Reduce solar exposure to a minimum between 11 and 16 (legal time), hours in which the rays are at maximum. Plan activities in the open air during the first part of the morning and in the later afternoon. Remember that one should not expose oneself to the sun when the shadow is shorter than the height of the object that has generated it.
Attention to reflecting surfaces. Sand, snow, ice, concrete surfaces can reflect up to 80% of solar rays on our skin.
Protect children. If they are under six months they should totally avoid sun exposal. After this, teach them as early as possible how to protect themselves from the sun. The damage is done as of the first exposure and accumulates during the course of life. It has been calculated that 80% of sun exposure in life happens in the first 18 years of life. Protect them therefore with a suitable sun block and hat, shirt and sunglasses.
Be careful with medicines. Some medicines can increase sun sensitivity. If you are using medicine, before exposing yourself to the sun always ask your doctor or pharmacist.
Try to avoid staying for a long time immobile under the sun. It is better to move around, rather than lying down, and also in this case change positions frequently.
Always use sunglasses. The eyes can also suffer from the damage of ultraviolet light. Protect them with good quality lenses that are able to screen UV rays.
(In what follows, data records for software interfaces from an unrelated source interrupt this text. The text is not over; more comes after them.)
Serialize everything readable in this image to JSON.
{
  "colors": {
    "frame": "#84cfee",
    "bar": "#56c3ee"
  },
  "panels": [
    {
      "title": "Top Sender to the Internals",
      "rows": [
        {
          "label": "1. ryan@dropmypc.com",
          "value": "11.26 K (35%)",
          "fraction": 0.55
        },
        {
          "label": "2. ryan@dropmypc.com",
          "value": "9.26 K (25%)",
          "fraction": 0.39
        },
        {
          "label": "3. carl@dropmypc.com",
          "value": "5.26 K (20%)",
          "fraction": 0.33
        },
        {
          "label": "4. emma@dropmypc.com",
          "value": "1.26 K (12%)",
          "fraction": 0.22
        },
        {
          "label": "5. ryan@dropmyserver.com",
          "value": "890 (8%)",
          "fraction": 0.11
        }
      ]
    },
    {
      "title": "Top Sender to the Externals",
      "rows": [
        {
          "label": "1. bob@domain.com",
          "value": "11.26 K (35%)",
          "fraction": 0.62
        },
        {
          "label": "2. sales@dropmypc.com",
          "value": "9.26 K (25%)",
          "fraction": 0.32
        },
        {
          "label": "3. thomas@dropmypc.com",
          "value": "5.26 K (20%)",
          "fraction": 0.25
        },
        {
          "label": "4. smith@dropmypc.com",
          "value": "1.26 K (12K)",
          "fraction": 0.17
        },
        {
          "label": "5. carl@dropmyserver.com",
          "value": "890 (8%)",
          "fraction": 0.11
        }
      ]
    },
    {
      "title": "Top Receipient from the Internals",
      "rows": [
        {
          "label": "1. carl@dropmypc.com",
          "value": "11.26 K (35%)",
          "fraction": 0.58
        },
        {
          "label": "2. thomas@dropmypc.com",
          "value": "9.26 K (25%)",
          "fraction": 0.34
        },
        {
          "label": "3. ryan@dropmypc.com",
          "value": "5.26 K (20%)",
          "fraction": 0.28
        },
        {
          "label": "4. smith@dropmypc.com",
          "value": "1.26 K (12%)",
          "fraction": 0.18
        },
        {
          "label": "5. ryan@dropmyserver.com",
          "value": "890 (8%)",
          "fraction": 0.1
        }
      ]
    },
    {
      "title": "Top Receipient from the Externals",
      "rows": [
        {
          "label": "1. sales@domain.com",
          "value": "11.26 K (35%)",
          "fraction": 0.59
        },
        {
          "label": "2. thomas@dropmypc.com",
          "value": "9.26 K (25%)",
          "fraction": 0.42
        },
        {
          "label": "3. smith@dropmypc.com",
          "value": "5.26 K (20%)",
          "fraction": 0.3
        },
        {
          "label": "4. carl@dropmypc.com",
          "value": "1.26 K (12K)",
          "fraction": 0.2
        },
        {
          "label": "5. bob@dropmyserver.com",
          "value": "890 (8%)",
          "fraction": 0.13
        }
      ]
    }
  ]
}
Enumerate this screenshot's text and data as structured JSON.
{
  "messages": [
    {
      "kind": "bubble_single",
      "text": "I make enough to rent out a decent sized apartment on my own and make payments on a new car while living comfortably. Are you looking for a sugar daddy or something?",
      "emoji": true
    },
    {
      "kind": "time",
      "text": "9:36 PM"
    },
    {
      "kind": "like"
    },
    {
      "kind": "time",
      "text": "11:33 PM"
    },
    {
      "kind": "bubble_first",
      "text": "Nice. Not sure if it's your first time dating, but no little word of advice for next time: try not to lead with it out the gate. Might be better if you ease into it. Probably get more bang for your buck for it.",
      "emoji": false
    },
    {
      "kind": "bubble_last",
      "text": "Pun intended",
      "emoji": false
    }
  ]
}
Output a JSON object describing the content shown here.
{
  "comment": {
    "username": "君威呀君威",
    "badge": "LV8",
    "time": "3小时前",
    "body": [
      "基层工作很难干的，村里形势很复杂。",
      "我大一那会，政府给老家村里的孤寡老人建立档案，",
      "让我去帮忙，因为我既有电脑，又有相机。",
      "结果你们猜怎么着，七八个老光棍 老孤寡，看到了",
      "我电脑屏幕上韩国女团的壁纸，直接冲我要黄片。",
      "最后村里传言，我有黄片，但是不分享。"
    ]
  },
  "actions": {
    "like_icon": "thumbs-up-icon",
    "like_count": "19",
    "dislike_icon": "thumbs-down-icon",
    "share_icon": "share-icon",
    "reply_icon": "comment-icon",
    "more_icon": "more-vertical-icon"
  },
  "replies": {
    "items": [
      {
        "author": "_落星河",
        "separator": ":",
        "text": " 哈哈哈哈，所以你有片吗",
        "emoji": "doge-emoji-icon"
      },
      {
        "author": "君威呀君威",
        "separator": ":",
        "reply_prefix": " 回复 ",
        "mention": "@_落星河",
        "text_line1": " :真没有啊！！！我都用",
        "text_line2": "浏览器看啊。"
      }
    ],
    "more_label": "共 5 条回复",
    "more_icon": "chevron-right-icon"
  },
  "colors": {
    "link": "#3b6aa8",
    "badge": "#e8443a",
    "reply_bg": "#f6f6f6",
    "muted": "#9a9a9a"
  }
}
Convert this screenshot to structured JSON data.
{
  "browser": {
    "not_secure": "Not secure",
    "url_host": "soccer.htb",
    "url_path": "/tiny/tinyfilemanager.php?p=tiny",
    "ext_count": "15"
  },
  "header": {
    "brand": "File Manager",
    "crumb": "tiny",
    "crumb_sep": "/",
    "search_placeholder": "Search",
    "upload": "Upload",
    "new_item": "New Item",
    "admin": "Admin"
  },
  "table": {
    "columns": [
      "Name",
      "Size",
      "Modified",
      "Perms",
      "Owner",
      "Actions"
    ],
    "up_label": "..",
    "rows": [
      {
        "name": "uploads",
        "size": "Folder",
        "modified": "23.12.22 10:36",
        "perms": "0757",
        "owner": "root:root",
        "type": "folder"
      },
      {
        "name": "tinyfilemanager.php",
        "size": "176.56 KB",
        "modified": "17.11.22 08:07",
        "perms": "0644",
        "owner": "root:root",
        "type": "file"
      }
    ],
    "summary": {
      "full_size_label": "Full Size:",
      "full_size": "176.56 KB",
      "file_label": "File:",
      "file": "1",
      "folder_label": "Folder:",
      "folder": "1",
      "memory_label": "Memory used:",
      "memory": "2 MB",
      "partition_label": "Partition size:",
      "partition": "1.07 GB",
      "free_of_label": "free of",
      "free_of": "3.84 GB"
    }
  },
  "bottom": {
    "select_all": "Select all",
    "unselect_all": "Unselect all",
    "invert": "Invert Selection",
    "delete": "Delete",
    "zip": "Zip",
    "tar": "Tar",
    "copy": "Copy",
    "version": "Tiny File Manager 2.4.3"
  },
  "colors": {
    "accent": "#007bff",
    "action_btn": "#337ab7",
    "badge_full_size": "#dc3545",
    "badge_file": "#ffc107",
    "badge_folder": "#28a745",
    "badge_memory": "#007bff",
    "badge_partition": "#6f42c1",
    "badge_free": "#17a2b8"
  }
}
Attention to the wind. The freshness of the wind on the skin may lead to incautiously prolonging the exposure times with greater risks of burning.
Never use perfumes or scented deodorants when exposing yourself to the sun: in this way one can avoid getting spots on the skin.
Avoid the use of reflecting surfaces to increase the suntan.
Warning: the burning caused by an excessive exposal to the sun may not be fully visible straightaway, and may only become fully visible after 24 hours.
In the evening after the shower apply an after sun cream on the skin of the face and the body.